I usually stack them in groups of five to make it easier to find my way around all the images, this is especially helpful if you have a couple of hundred images from a photo tour. Right click control and select each of the 5 images in a group go to stacking and then click group into stack.
The only thing I do in Lightroom before merging them to HDR in photoshop is that I apply lens correction to all images in that series You can do this manually or you can use this preset I have created for the DJI Phantom 3 lens: PHANTOM 3 Lens correct.zip
Now open all files on photoshop by selecting the 5 images right click and select Edit in > Edit in Adobe photoshop.
There is also the option to Edit in > Merge to HDR pro in Photoshop but I never use that so I don't know if you have the same control with your image.

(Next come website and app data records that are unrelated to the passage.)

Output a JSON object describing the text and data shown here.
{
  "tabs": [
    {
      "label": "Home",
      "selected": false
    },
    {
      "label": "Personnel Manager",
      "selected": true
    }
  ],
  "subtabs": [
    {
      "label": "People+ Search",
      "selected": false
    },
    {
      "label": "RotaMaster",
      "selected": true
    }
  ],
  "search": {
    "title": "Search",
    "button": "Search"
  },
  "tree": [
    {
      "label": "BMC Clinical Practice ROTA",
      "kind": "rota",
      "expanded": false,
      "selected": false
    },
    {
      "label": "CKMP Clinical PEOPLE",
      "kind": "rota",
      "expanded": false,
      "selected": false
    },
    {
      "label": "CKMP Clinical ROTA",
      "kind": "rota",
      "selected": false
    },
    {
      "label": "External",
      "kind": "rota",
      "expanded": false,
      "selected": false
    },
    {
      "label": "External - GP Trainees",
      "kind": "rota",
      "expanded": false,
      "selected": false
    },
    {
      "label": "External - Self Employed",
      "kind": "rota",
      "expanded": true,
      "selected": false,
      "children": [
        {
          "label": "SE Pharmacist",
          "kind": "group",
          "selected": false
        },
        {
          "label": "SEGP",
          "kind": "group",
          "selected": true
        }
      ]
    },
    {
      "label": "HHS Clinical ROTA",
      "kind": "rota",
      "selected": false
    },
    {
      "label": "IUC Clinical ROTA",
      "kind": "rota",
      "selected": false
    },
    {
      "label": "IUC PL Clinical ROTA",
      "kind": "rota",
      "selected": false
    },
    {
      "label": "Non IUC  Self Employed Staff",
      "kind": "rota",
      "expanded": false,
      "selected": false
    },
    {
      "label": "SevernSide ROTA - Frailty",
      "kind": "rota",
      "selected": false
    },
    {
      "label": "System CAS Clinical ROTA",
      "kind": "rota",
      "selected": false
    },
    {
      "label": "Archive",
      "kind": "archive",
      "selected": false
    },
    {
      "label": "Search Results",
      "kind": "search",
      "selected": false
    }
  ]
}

Depending on you hardware it might take a while to load all images in photoshop, after the files are loaded in Photoshop go to File > Automate > Merge to HDR pro.

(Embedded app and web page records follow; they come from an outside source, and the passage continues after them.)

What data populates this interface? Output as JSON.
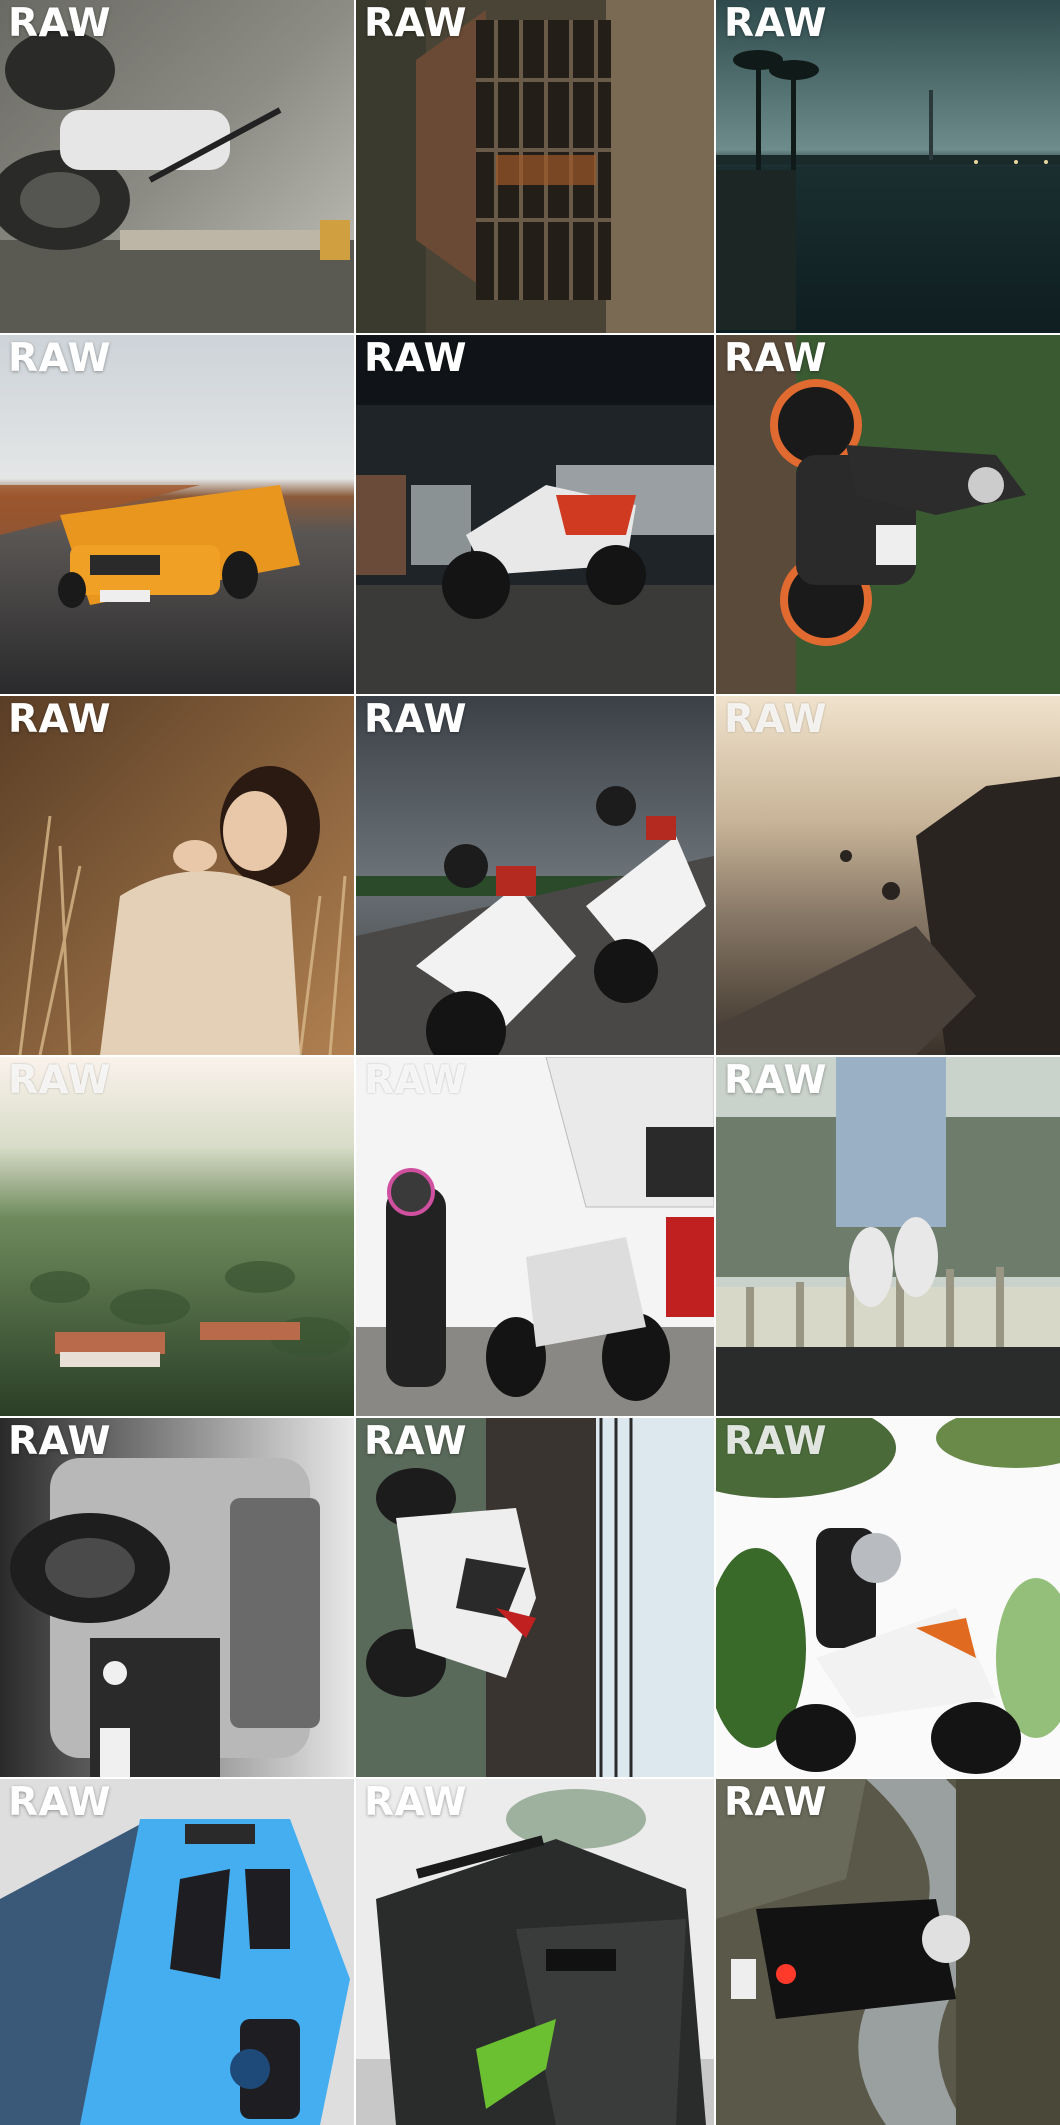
{
  "label": "RAW",
  "tiles": [
    {
      "subject": "motorcycle",
      "colors": [
        "#4a4a46",
        "#8a8a82",
        "#d8d8d2"
      ]
    },
    {
      "subject": "overgrown gate",
      "colors": [
        "#2b2a24",
        "#6b5a46",
        "#8a7a62"
      ]
    },
    {
      "subject": "lake at dusk",
      "colors": [
        "#1d3438",
        "#3b5b5e",
        "#6b8a8c"
      ]
    },
    {
      "subject": "orange sports car",
      "colors": [
        "#c9d0d6",
        "#e08a20",
        "#3a3a3c"
      ]
    },
    {
      "subject": "motorcycle in parking garage",
      "colors": [
        "#1f2428",
        "#d23a22",
        "#e8e8e8"
      ]
    },
    {
      "subject": "rider hanging from motorcycle",
      "colors": [
        "#2f4a2a",
        "#e06a30",
        "#121212"
      ]
    },
    {
      "subject": "woman in field",
      "colors": [
        "#6a4a2c",
        "#c8a27c",
        "#e9d8c4"
      ]
    },
    {
      "subject": "two riders on superbikes",
      "colors": [
        "#3a4248",
        "#ffffff",
        "#b52a20"
      ]
    },
    {
      "subject": "coastline at sunset",
      "colors": [
        "#e8d8c0",
        "#7a6a5a",
        "#2a2420"
      ]
    },
    {
      "subject": "tea plantation",
      "colors": [
        "#f6ede6",
        "#5e7a4e",
        "#2e4428"
      ]
    },
    {
      "subject": "rider with naked bike",
      "colors": [
        "#ffffff",
        "#2a2a2a",
        "#c02020"
      ]
    },
    {
      "subject": "floating sneakers",
      "colors": [
        "#d6dcda",
        "#9ab0c4",
        "#2e3a32"
      ]
    },
    {
      "subject": "off-road vehicle",
      "colors": [
        "#e8e8e8",
        "#6a6a6a",
        "#1e1e1e"
      ]
    },
    {
      "subject": "sport bike upside down",
      "colors": [
        "#dbe8ee",
        "#2c2a28",
        "#ffffff"
      ]
    },
    {
      "subject": "rider on orange motorcycle",
      "colors": [
        "#ffffff",
        "#3a6a2a",
        "#e06a20"
      ]
    },
    {
      "subject": "blue car",
      "colors": [
        "#e6e6e6",
        "#3aa4e8",
        "#1e4a7a"
      ]
    },
    {
      "subject": "dark motorcycle",
      "colors": [
        "#e8eae8",
        "#2a2c2c",
        "#6ac030"
      ]
    },
    {
      "subject": "rider on winding road",
      "colors": [
        "#5a5848",
        "#9aa0a0",
        "#1a1a1a"
      ]
    }
  ]
}
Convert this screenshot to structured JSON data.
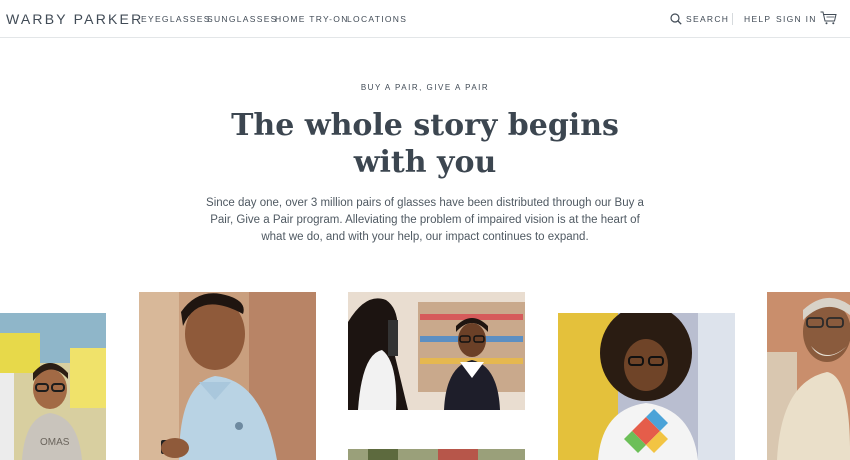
{
  "nav": {
    "logo": "WARBY PARKER",
    "links": [
      "EYEGLASSES",
      "SUNGLASSES",
      "HOME TRY-ON",
      "LOCATIONS"
    ],
    "search": "SEARCH",
    "help": "HELP",
    "sign_in": "SIGN IN",
    "icons": {
      "search": "search-icon",
      "cart": "cart-icon"
    }
  },
  "hero": {
    "eyebrow": "BUY A PAIR, GIVE A PAIR",
    "headline_line1": "The whole story begins",
    "headline_line2": "with you",
    "body": "Since day one, over 3 million pairs of glasses have been distributed through our Buy a Pair, Give a Pair program. Alleviating the problem of impaired vision is at the heart of what we do, and with your help, our impact continues to expand."
  },
  "colors": {
    "text": "#414b56",
    "headline": "#3c4650",
    "divider": "#e3e6e8"
  }
}
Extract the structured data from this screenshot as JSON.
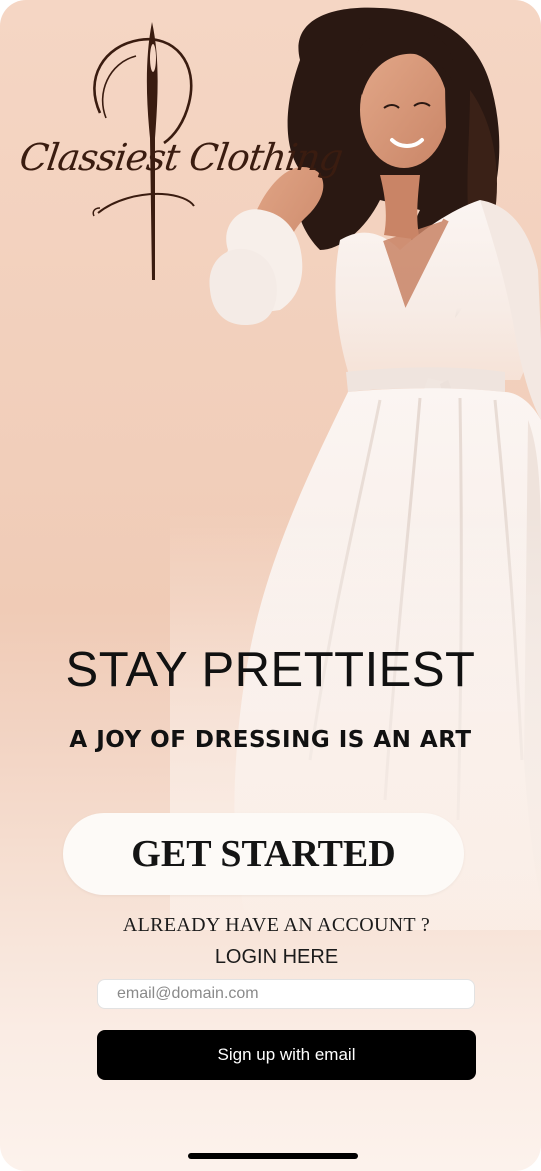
{
  "brand": {
    "name": "Classiest Clothing",
    "logo_icon": "needle-and-thread-icon"
  },
  "hero": {
    "image": "woman-in-white-dress-illustration",
    "headline": "STAY PRETTIEST",
    "tagline": "A JOY OF DRESSING IS AN ART"
  },
  "actions": {
    "get_started_label": "GET STARTED",
    "already_have_account": "ALREADY HAVE AN ACCOUNT ?",
    "login_label": "LOGIN HERE"
  },
  "signup": {
    "email_placeholder": "email@domain.com",
    "email_value": "",
    "button_label": "Sign up with email"
  },
  "colors": {
    "background_top": "#f5d6c4",
    "background_bottom": "#fcf2ec",
    "primary_button": "#000000",
    "cta_button": "#fdfaf7",
    "logo": "#3a1c10"
  }
}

Add open files and select Attempt to align source images click ok, Photoshop will now merge them images and open up the HDR dialog, check remove ghosts set mode to 32 bit and mark the middle EV 0,00 exposure it should have a green frame when it is selected, finish up the HDR dialog by pressing Tone in ACR (ACR = Adobe Camera RAW)
In camera raw I make some small edits like adding contrast and adjust exposure, to get a good base image to work with in Lightroom later on.
Now I duplicate my HDR image to the first image in my set, to avoid having to go back in Lightroom an have to import my HDR image again. Right click layer Select Dublicate layer, in the dialog boks select the first image in your set.
Now you only need to save the first image of your set, click save or press the little x on the image pane, the rest of the images can just be closed. Head back to Lightroom and apply your favorite preset or do your edits like a champ.
Working with a 32bit hdr image in lightroom gives you so much more data to work with in the shadows and highligts that you can pull your sliders way more than usual without adding image noise and artifacts.
The images used in this tutorial are developed with my Aerial green preset download it for free here: mbernholdt_aerial_green.zip
Let me see what you come home with, do share links to your work in in the comments below.
Happy flying and developing
Michael B. Rasmussen